Have a great evening/early morning ranting to everyone about how cutting tools don't mean jack compared to CADCAM. I know that's where you will be taking this now.
I think I may take Bottlbob's advice about sticking around in here, this is really what I do all day long anyway. Deal with Egos of people that think they aren't doing anything wrong from not taking the time to learn what's really wrong and blame it on crappy equipment their boss has given them to use. Guess what, it was their boss in most instances that asked me to help.
I wonder how fast you will post a reply to this. It took all of about 8 minutes on the last one. You should try refraining though really Jon Jon. Cutting Tools isn't your strong suit. Then again, do you have a strong suit other than clicking your mouse, typing on your keyboard or staring at your monitor? Hope to see your release of JONCAD at IMTS in 8 weeks. You are going this year aren't you Jon? I'm sure all of the Booths in CADCAM Row will be looking for you.
JR "Loser of all Cutting Tool Salesmen"
Add pictures here
<% if( /^image/.test(type) ){ %>
<% } %>
<%-name%>
Add image file
Upload
Instead of purchasing some crap Casio calculator from a tool salesman who is a world class loser and often has no clues in regards to CADCAM, as well as many other areas of machining, here is a piece of software that I'm sure would pay for itself very quickly. I use the free version that Michael Rainey gave away for years because I don't need the estimating part of his program. I use ME Consultant to load values into my Mastercam tool libraries that I define by material. I could also further define my Mastercam tool libraries by machine but there is no need for that where I work.
http://www.cncci.com/products/mepro.htm
I was also given Machinist Toolbox by the author but I have not taken the time to see if I like it better than ME Consultant.
www.machinist-toolbox.com
Jon Banquer San Diego, CA
Add pictures here
<% if( /^image/.test(type) ){ %>
<% } %>
<%-name%>
Add image file
Upload

Hey JR,
Got any advice for milling 17-7 Stainless 46-49 Rc?
I'm doing OK but I need to knock out some cycle time.
Among the ops here is where most of the cycle time is:
1.0" diameter hi pos insert mill 5 flutes running 763 RPM at 11.45 IPM. DOC is 0.035" per pass. Cut dimension is .25 WOC X .44 LOC. I take three passes per side of the part. Leaving a thin rectanglular shape when done.
Next is a 5/16" 5 flute end mill. Slot milling to .36" width profiling some radii, etc.
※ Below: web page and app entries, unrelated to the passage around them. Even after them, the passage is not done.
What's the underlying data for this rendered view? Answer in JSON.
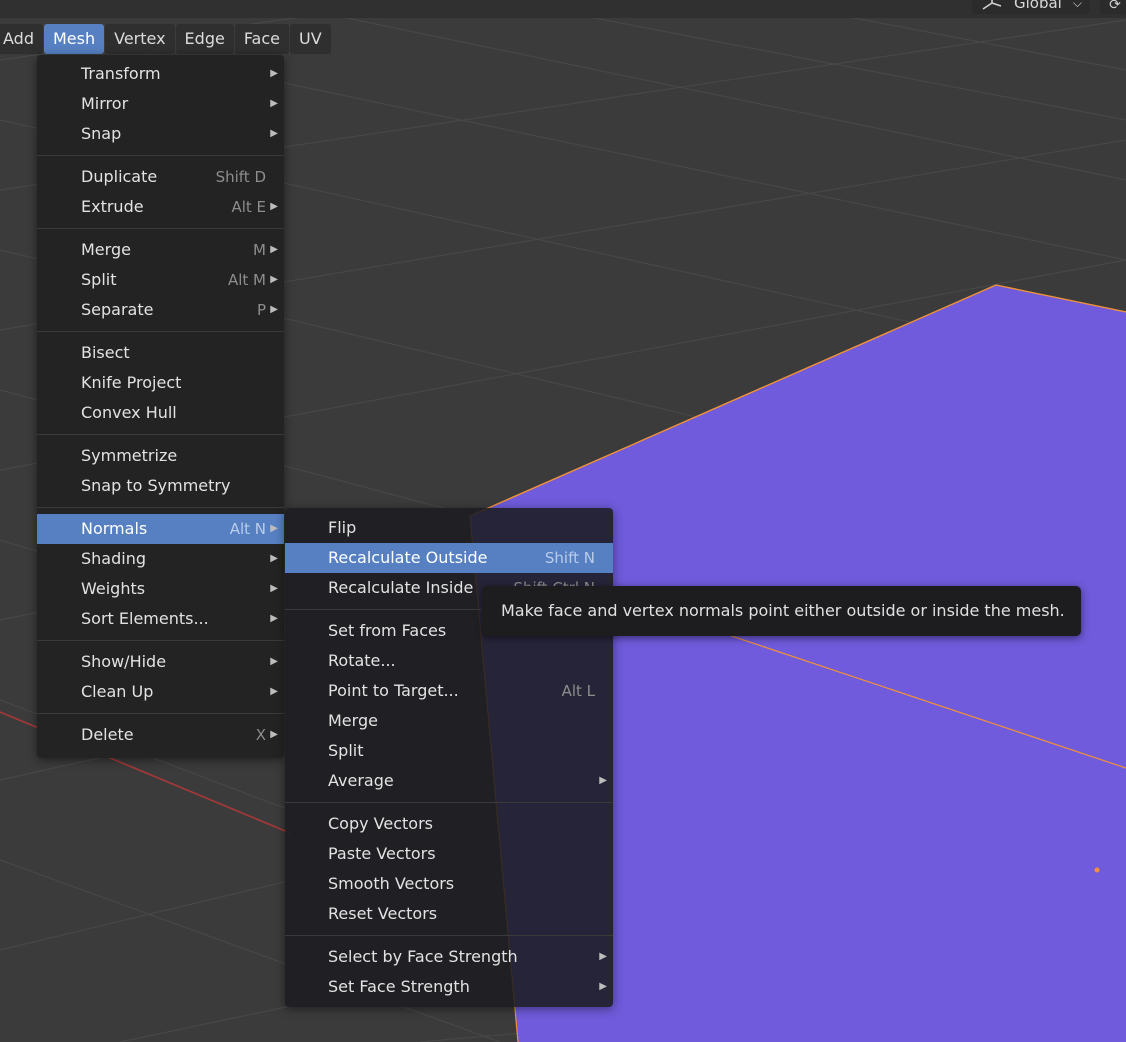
{
  "header": {
    "menubar": [
      {
        "label": "Add",
        "active": false
      },
      {
        "label": "Mesh",
        "active": true
      },
      {
        "label": "Vertex",
        "active": false
      },
      {
        "label": "Edge",
        "active": false
      },
      {
        "label": "Face",
        "active": false
      },
      {
        "label": "UV",
        "active": false
      }
    ],
    "orientation_dropdown": "Global",
    "right_icon": "refresh-icon"
  },
  "mesh_menu": {
    "groups": [
      [
        {
          "label": "Transform",
          "shortcut": "",
          "submenu": true
        },
        {
          "label": "Mirror",
          "shortcut": "",
          "submenu": true
        },
        {
          "label": "Snap",
          "shortcut": "",
          "submenu": true
        }
      ],
      [
        {
          "label": "Duplicate",
          "shortcut": "Shift D",
          "submenu": false
        },
        {
          "label": "Extrude",
          "shortcut": "Alt E",
          "submenu": true
        }
      ],
      [
        {
          "label": "Merge",
          "shortcut": "M",
          "submenu": true
        },
        {
          "label": "Split",
          "shortcut": "Alt M",
          "submenu": true
        },
        {
          "label": "Separate",
          "shortcut": "P",
          "submenu": true
        }
      ],
      [
        {
          "label": "Bisect",
          "shortcut": "",
          "submenu": false
        },
        {
          "label": "Knife Project",
          "shortcut": "",
          "submenu": false
        },
        {
          "label": "Convex Hull",
          "shortcut": "",
          "submenu": false
        }
      ],
      [
        {
          "label": "Symmetrize",
          "shortcut": "",
          "submenu": false
        },
        {
          "label": "Snap to Symmetry",
          "shortcut": "",
          "submenu": false
        }
      ],
      [
        {
          "label": "Normals",
          "shortcut": "Alt N",
          "submenu": true,
          "highlighted": true
        },
        {
          "label": "Shading",
          "shortcut": "",
          "submenu": true
        },
        {
          "label": "Weights",
          "shortcut": "",
          "submenu": true
        },
        {
          "label": "Sort Elements...",
          "shortcut": "",
          "submenu": true
        }
      ],
      [
        {
          "label": "Show/Hide",
          "shortcut": "",
          "submenu": true
        },
        {
          "label": "Clean Up",
          "shortcut": "",
          "submenu": true
        }
      ],
      [
        {
          "label": "Delete",
          "shortcut": "X",
          "submenu": true
        }
      ]
    ]
  },
  "normals_menu": {
    "groups": [
      [
        {
          "label": "Flip",
          "shortcut": "",
          "submenu": false
        },
        {
          "label": "Recalculate Outside",
          "shortcut": "Shift N",
          "submenu": false,
          "highlighted": true
        },
        {
          "label": "Recalculate Inside",
          "shortcut": "Shift Ctrl N",
          "submenu": false
        }
      ],
      [
        {
          "label": "Set from Faces",
          "shortcut": "",
          "submenu": false
        },
        {
          "label": "Rotate...",
          "shortcut": "",
          "submenu": false
        },
        {
          "label": "Point to Target...",
          "shortcut": "Alt L",
          "submenu": false
        },
        {
          "label": "Merge",
          "shortcut": "",
          "submenu": false
        },
        {
          "label": "Split",
          "shortcut": "",
          "submenu": false
        },
        {
          "label": "Average",
          "shortcut": "",
          "submenu": true
        }
      ],
      [
        {
          "label": "Copy Vectors",
          "shortcut": "",
          "submenu": false
        },
        {
          "label": "Paste Vectors",
          "shortcut": "",
          "submenu": false
        },
        {
          "label": "Smooth Vectors",
          "shortcut": "",
          "submenu": false
        },
        {
          "label": "Reset Vectors",
          "shortcut": "",
          "submenu": false
        }
      ],
      [
        {
          "label": "Select by Face Strength",
          "shortcut": "",
          "submenu": true
        },
        {
          "label": "Set Face Strength",
          "shortcut": "",
          "submenu": true
        }
      ]
    ]
  },
  "tooltip": {
    "text": "Make face and vertex normals point either outside or inside the mesh."
  },
  "colors": {
    "viewport_bg": "#3b3b3b",
    "grid_line": "#474747",
    "mesh_face": "#6f5bdb",
    "mesh_edge": "#f0913a",
    "x_axis": "#b33636",
    "highlight": "#5680c2",
    "menu_bg": "#232324"
  }
}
Taking two passes at 0.035" and a final pass at 0.02" running 2445 rpm and feeding at 14.67 IPM.
Then I'm peripheral milling with a 1/4" 4 flute end mill running 3056 rpm and feeding at 12.22 IPM.
I'm also running a 5/16" x 0.028" key cutter at 1100 rpm and 12.0 IPM. IIRC it has five teeth.
As far as turning I'm at 200 SFM. I'll be trying an nsert on Monday that supposedly can run up to 700 SFM. Sounds optimistic to me but I've got 10 of them.
I'm grooving and cutting of through this interruption at 130 SFM with an Iscar Do Grip. Feeding at 0.001" on the interrupted cut off. I'm feeding at 0.002" IPR on the groove both tools are 2mm wide.
At this everything sounds and looks good. Nice finishes, no chatter, and while I haven't cut enough parts to gey a good feel for tool life, based on what I'm seeing It should be good. I'm using a high quality (expensive) veggie oil for coolant. Just flood right now but can easily add up to 2000 psi 8 GPM pump ported to each tool by M-code.
If you have any suggestions feel free to call me on my cell Monday. Or post 'em here. I can also send a drawing.
--

Dan
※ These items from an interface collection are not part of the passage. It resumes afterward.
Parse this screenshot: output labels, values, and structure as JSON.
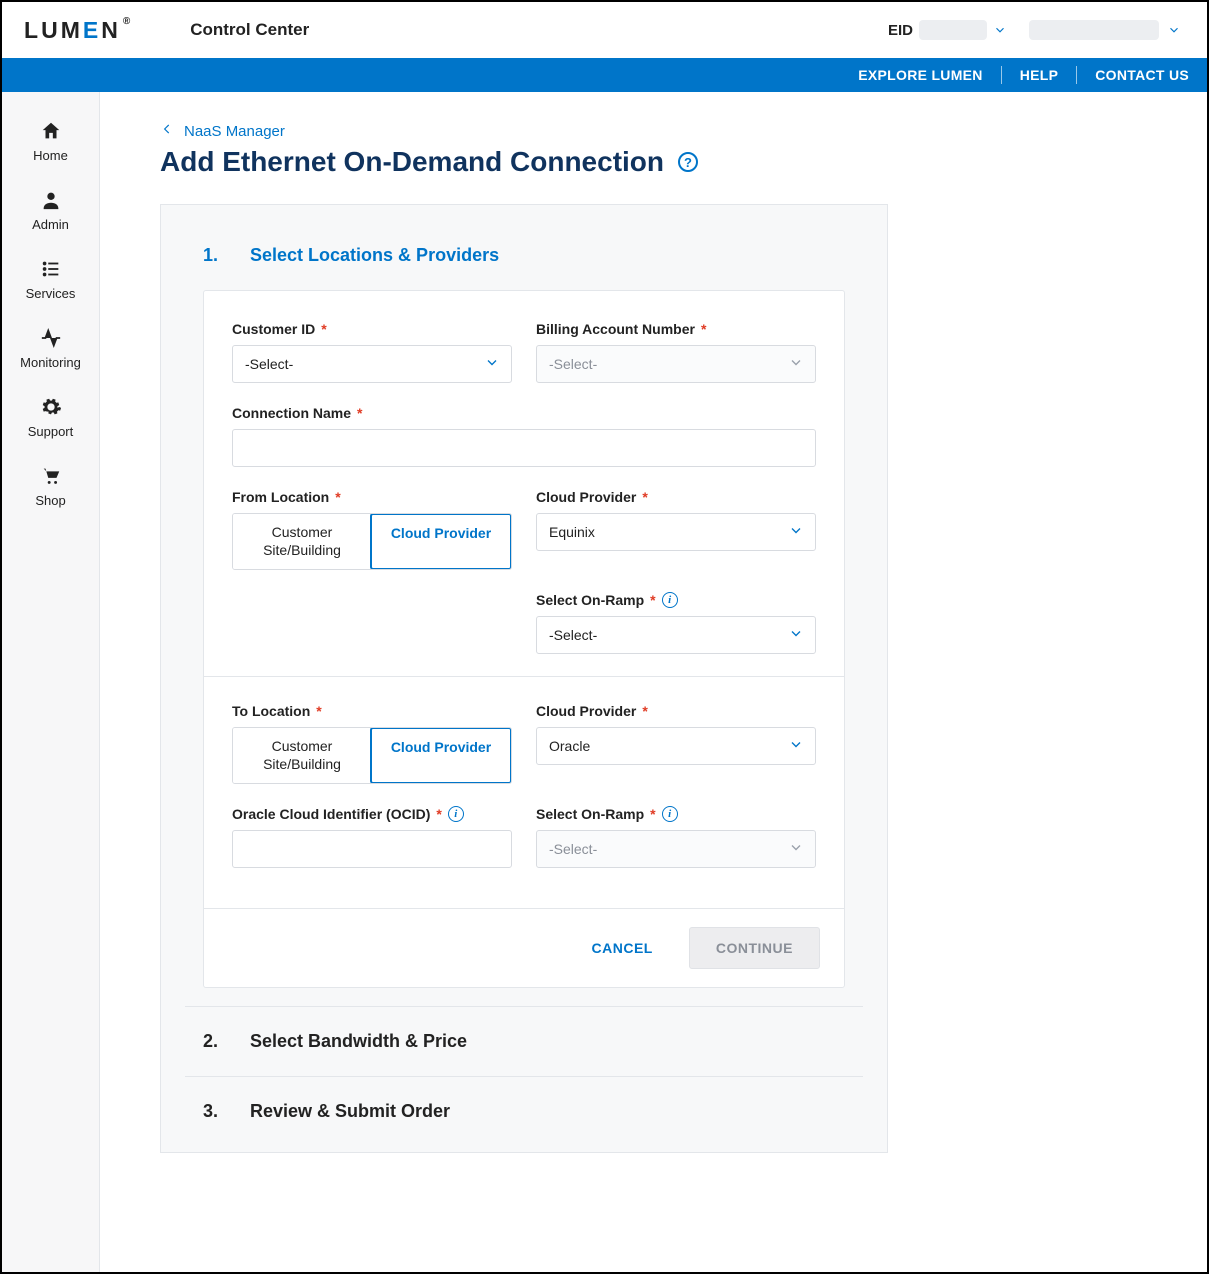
{
  "header": {
    "logo_text": "LUMEN",
    "app_title": "Control Center",
    "eid_label": "EID"
  },
  "topbar": {
    "explore": "EXPLORE LUMEN",
    "help": "HELP",
    "contact": "CONTACT US"
  },
  "sidebar": {
    "items": [
      {
        "label": "Home",
        "icon": "home"
      },
      {
        "label": "Admin",
        "icon": "user"
      },
      {
        "label": "Services",
        "icon": "list"
      },
      {
        "label": "Monitoring",
        "icon": "activity"
      },
      {
        "label": "Support",
        "icon": "gear"
      },
      {
        "label": "Shop",
        "icon": "cart"
      }
    ]
  },
  "breadcrumb": {
    "back": "NaaS Manager"
  },
  "page": {
    "title": "Add Ethernet On-Demand Connection"
  },
  "steps": {
    "s1": {
      "num": "1.",
      "title": "Select Locations & Providers"
    },
    "s2": {
      "num": "2.",
      "title": "Select Bandwidth & Price"
    },
    "s3": {
      "num": "3.",
      "title": "Review & Submit Order"
    }
  },
  "form": {
    "customer_id": {
      "label": "Customer ID",
      "value": "-Select-"
    },
    "ban": {
      "label": "Billing Account Number",
      "placeholder": "-Select-"
    },
    "conn_name": {
      "label": "Connection Name",
      "value": ""
    },
    "from_loc": {
      "label": "From Location",
      "opt_a": "Customer Site/Building",
      "opt_b": "Cloud Provider"
    },
    "from_cloud_provider": {
      "label": "Cloud Provider",
      "value": "Equinix"
    },
    "from_onramp": {
      "label": "Select On-Ramp",
      "value": "-Select-"
    },
    "to_loc": {
      "label": "To Location",
      "opt_a": "Customer Site/Building",
      "opt_b": "Cloud Provider"
    },
    "to_cloud_provider": {
      "label": "Cloud Provider",
      "value": "Oracle"
    },
    "ocid": {
      "label": "Oracle Cloud Identifier (OCID)",
      "value": ""
    },
    "to_onramp": {
      "label": "Select On-Ramp",
      "placeholder": "-Select-"
    },
    "cancel": "CANCEL",
    "continue": "CONTINUE"
  }
}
CNC Videos - <http://tinyurl.com/yzdt6d
  Click to see the full signature.
Add pictures here
<% if( /^image/.test(type) ){ %>
<% } %>
<%-name%>
Add image file
Upload

Polytechforum.com is a website by engineers for engineers. It is not affiliated with any of manufacturers or vendors discussed here. All logos and trade names are the property of their respective owners.